Despite two album releases of the score, Poledouris was reportedly unhappy with the original performances of his score. Therefore, in 2010, Tadlow Music and Prometheus Records released a re-recording of the complete score, performed by the City of Prague Philharmonic Orchestra and Chorus conducted by Nic Raine. Recorded from the original manuscripts and careful assembly of the instrumentation, the album is absolutely everything that a film music fan could wish for. Tragically, Poledouris passed away from cancer in 2006, but the music on this album remains a wonderful tribute to the genius who wrote it.

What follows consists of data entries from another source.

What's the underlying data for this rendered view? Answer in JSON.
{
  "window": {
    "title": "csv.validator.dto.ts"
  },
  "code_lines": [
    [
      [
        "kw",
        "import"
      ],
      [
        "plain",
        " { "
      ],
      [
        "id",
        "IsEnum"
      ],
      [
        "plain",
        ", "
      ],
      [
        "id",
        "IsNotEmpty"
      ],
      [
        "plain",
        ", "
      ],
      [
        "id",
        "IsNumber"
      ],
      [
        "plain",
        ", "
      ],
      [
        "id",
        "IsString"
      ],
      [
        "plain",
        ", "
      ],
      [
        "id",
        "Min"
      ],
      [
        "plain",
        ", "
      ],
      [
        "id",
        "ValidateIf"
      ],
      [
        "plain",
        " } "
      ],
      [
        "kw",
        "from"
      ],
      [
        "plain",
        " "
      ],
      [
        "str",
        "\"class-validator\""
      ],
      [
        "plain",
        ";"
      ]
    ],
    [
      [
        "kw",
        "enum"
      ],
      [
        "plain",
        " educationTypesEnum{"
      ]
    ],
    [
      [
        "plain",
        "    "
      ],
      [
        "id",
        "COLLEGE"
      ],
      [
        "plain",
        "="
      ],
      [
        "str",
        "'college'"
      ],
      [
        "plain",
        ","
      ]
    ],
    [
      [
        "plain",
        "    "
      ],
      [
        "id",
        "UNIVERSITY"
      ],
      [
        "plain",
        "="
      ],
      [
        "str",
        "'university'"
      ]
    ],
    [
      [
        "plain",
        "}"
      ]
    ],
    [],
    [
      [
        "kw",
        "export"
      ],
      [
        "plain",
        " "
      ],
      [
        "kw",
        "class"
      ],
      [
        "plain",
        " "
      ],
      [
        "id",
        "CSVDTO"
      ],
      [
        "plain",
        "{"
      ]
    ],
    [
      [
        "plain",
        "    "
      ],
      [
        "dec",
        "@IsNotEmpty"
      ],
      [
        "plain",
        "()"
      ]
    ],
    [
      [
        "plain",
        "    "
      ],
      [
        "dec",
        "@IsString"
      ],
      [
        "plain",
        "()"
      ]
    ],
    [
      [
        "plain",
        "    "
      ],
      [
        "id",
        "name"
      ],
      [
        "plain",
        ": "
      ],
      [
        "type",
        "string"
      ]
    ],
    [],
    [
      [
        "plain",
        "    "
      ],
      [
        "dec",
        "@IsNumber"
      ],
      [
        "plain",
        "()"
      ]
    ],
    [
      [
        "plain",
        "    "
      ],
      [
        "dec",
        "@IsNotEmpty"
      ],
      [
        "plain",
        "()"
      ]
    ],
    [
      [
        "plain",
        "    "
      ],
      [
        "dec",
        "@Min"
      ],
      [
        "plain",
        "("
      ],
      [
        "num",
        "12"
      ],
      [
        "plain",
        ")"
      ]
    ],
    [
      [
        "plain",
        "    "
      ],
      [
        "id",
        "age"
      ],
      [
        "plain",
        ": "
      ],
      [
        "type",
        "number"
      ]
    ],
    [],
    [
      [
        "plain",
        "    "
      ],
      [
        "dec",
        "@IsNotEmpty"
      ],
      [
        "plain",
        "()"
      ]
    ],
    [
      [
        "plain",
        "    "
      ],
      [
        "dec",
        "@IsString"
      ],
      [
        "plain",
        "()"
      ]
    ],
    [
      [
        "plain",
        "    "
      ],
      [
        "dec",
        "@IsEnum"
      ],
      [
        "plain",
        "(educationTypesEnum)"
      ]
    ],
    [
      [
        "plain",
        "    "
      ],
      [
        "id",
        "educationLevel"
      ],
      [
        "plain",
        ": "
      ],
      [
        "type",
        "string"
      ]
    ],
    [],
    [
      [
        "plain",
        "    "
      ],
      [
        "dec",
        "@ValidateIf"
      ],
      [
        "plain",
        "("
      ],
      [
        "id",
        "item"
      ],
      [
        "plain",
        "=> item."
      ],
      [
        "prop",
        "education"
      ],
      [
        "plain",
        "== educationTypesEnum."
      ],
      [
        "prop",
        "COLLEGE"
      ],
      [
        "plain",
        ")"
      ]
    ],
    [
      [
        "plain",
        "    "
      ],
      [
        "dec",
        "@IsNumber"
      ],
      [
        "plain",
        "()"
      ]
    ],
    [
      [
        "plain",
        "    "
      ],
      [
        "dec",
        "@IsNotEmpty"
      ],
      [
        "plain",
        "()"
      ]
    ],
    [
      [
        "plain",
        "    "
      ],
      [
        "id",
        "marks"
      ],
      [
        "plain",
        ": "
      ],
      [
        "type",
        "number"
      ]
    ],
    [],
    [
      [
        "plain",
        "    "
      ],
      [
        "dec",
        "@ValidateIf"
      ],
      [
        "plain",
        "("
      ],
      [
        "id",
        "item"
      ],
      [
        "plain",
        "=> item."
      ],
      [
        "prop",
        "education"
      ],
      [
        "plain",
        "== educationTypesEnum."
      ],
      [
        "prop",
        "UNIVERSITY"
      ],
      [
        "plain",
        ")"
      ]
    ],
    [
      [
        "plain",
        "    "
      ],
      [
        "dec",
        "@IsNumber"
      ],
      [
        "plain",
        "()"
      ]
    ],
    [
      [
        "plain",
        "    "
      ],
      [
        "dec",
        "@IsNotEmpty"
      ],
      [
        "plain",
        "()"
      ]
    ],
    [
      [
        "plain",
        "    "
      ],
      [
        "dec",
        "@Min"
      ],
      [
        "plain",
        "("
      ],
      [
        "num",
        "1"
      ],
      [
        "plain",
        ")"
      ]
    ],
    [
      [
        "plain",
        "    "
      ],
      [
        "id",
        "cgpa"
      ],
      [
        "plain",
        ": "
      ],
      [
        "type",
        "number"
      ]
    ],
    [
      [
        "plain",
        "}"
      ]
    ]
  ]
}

Aside from the complete score, this album also contains several “bonus” tracks, including alternate takes of a few cues, “Riders of Doom” minus the choir, and a selection of Poledouris’ music from the sequel, Conan the Destroyer (which Tadlow recently announced they will also be releasing a re-recording of).

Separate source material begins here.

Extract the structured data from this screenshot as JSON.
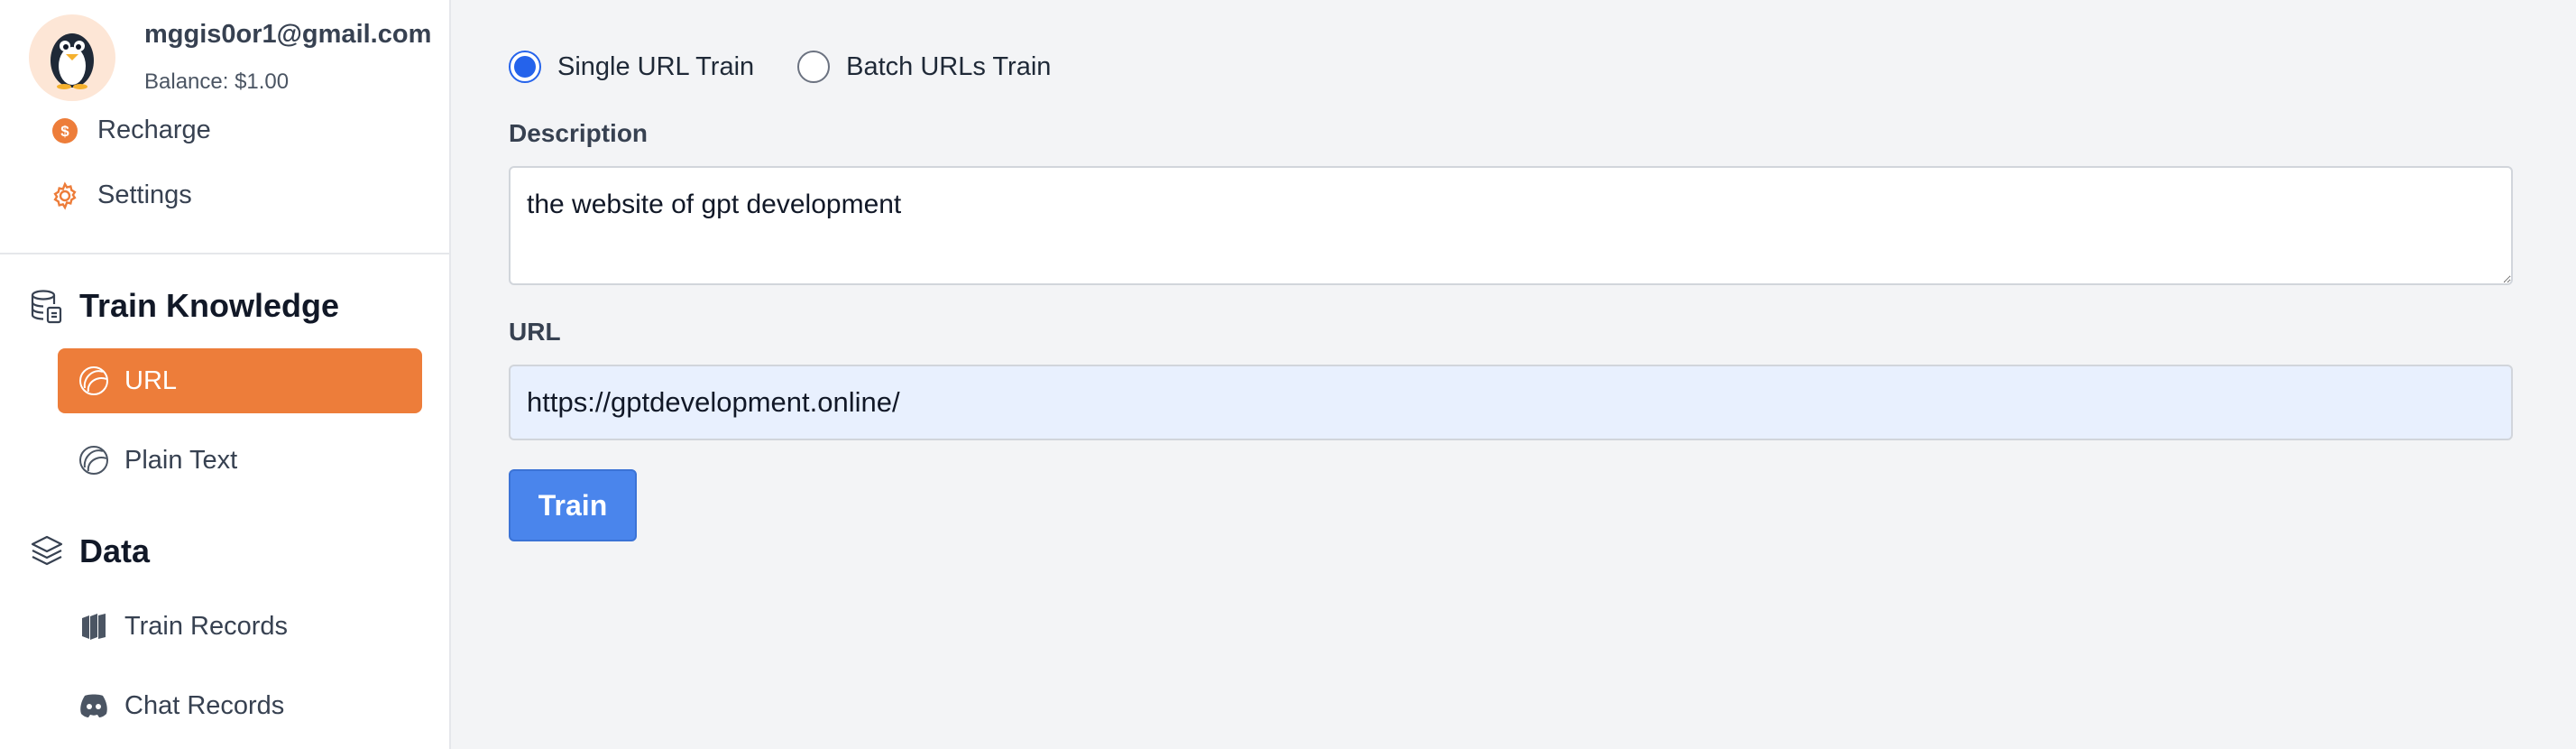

This is easily one of the best albums released during 2010. Of all the scores for sword and sorcery epics, Conan the Barbarian is possibly the single best of them all, and it’s wonderful that it can finally be heard as the composer originally intended.
1. Prologue – Film Version / Anvil of Crom (3:38)

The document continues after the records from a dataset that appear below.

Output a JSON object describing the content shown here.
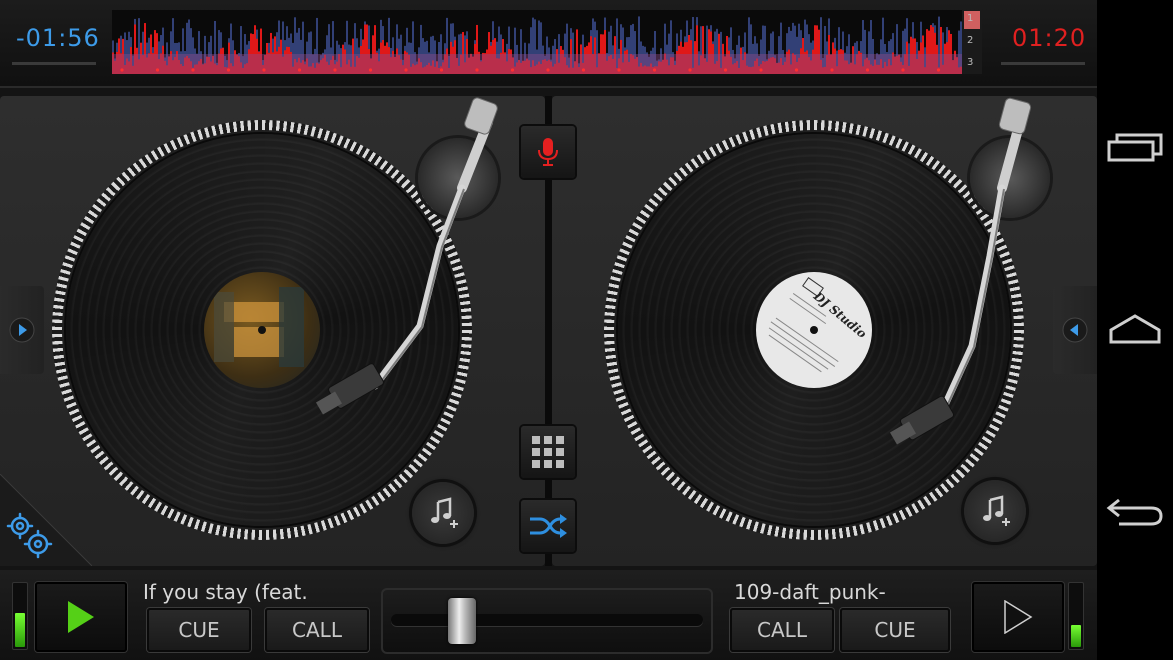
{
  "top": {
    "left_time": "-01:56",
    "right_time": "01:20",
    "waveform_markers": [
      "1",
      "2",
      "3"
    ]
  },
  "colors": {
    "left_accent": "#3d9be9",
    "right_accent": "#e02020",
    "record_icon": "#e52020",
    "shuffle_icon": "#2e8fe0",
    "play_icon": "#55d017"
  },
  "left_deck": {
    "track_name": "If you stay (feat.",
    "cue_label": "CUE",
    "call_label": "CALL",
    "level": 0.55
  },
  "right_deck": {
    "track_name": "109-daft_punk-",
    "call_label": "CALL",
    "cue_label": "CUE",
    "level": 0.35,
    "record_label": "DJ Studio"
  },
  "crossfader": {
    "position": 0.2
  },
  "icons": {
    "record": "microphone-icon",
    "sampler": "grid-icon",
    "shuffle": "shuffle-icon",
    "settings": "gears-icon",
    "add_music": "music-note-add-icon"
  }
}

2. Riddle of Steel / Riders of Doom (5:23)
3. The Gift of Fury (3:25)
4. Column of Sadness/Wheel of Pain (4:09)
5. Pit Fights* (2:45)
6. Prologue – Original Version (1:03)
7. Atlantean Sword (4:00)
8. Wolf Witch* (3:21)
9. Theology / Civilization (3:04)
10. The Street of Deviants */ Hopefuls at the Tower of Set* (1:28)
11. The Tower of Set* / Snake Attack* (Las Cantigas de Santa Maria) (5:21)
12. Infidels* (1:03)
13. The Tavern* (1:51)
14. The Wifeing (2:20)
15. In the Court of King Osric* (1:13)
16. Conan Leaves Valeria / The Search (6:03)
17. The Mountain of Power / Capture* (4:00
18. The Tree of Woe / Recovery (6:04)
1. The Kitchen / The Orgy (6:23)
2. Orgy Fight *(2:53)
3. Funeral Pyre (5:15)
4. Battle Preparations / Battle of the Mounds part 1 (5:59)
5. Battle of the Mounds part 2* (2:11)
6. Battle of the Mounds part 3 / Night of Doom (5:56)
7. Head Chop* (0:53)
8. Orphans of Doom / The Awakening (6:30)
9. Epilogue / End Titles* (5:13)
10. Theology / Civilization – Alternate Version (3:27)
11. The Tower of Set – Alternate Cues* (3:37)
12. Battle of the Mounds part 2 – Original Version* (2:11)
13. Chamber of Mirrors from CONAN THE DESTROYER (7:16)
14. Riders of Doom – Orchestral Version (4:05)
Music Composed by Basil Poledouris
Orchestrations by Greg McRitchie & Renato Serio
Conducted by Nic Raine
Performed by The City of Prague Philharmonic Orchestra & Chorus
Album Produced by James Fitzpatrick
Contains extensive information about the film and score. It also contains several pictures of both the original recording of the score and this re-recording, and also of Poledouris conducting the score in concert.
All artwork and images are Copyright © Prometheus Records.